NEW YORK (Reuters) - Metropolitan Opera music director James Levine will return to the conducting podium in May 2013 - initially in a wheelchair - after a fall more than a year ago that left him partially paralyzed, the New York opera house said on Friday.

Levine, 69, who has been the Met's music director since 1976, will conduct the Metropolitan Opera Orchestra at Carnegie Hall in May 2013, before leading three operas during the Met's 2013-14 season, the Met said in a statement.

Met General Manager Peter Gelb called Levine's return to conducting "great news for opera lovers throughout the world," while Levine said: "I'm looking forward more than I can say to getting back to work."

Levine has been in long-term rehabilitation since injuring his spine in a fall while on vacation in August 2011 that required surgery and left him partially paralyzed.

While his upper body strength has returned, his injuries have left him temporarily unable to walk.

The Met said that for the time being, he will conduct from a motorized wheelchair. In anticipation of Levine's return, the Met's technical department is designing customized, elevating podiums that will be utilized on the Carnegie Hall stage and in the Met's orchestra pit.

Levine referred to the "long healing process" from his spine injury, but said he feels better with each passing day.
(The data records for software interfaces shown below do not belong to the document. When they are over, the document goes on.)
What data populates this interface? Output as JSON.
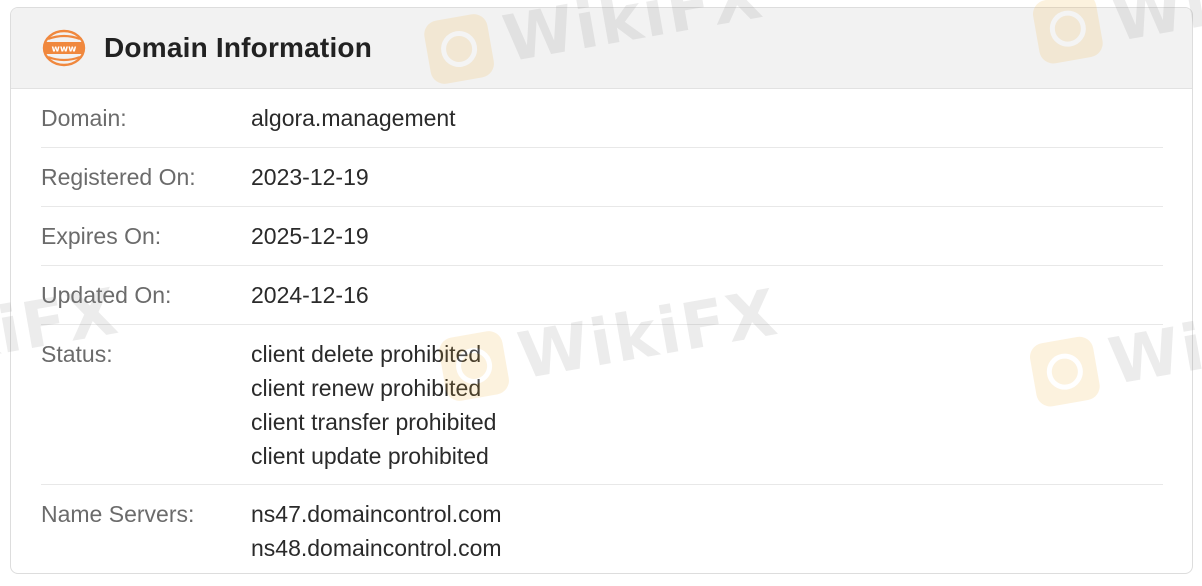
{
  "card": {
    "title": "Domain Information",
    "icon": "www-globe-icon"
  },
  "rows": [
    {
      "label": "Domain:",
      "values": [
        "algora.management"
      ]
    },
    {
      "label": "Registered On:",
      "values": [
        "2023-12-19"
      ]
    },
    {
      "label": "Expires On:",
      "values": [
        "2025-12-19"
      ]
    },
    {
      "label": "Updated On:",
      "values": [
        "2024-12-16"
      ]
    },
    {
      "label": "Status:",
      "values": [
        "client delete prohibited",
        "client renew prohibited",
        "client transfer prohibited",
        "client update prohibited"
      ]
    },
    {
      "label": "Name Servers:",
      "values": [
        "ns47.domaincontrol.com",
        "ns48.domaincontrol.com"
      ]
    }
  ],
  "colors": {
    "accent": "#f0883e",
    "header_bg": "#f2f2f2"
  }
}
For the 2013-14 season, Levine is scheduled to conduct a new production of Verdi's "Falstaff" and revivals of Mozart's "Cosi fan tutte" and Berg's "Wozzeck."   Continued...

James Levine talks about the power of symphonies after being announced as the next conductor and music director of The Boston Symphony Orchestra October 29, 2001 at a news conference at Symphony Hall in Boston.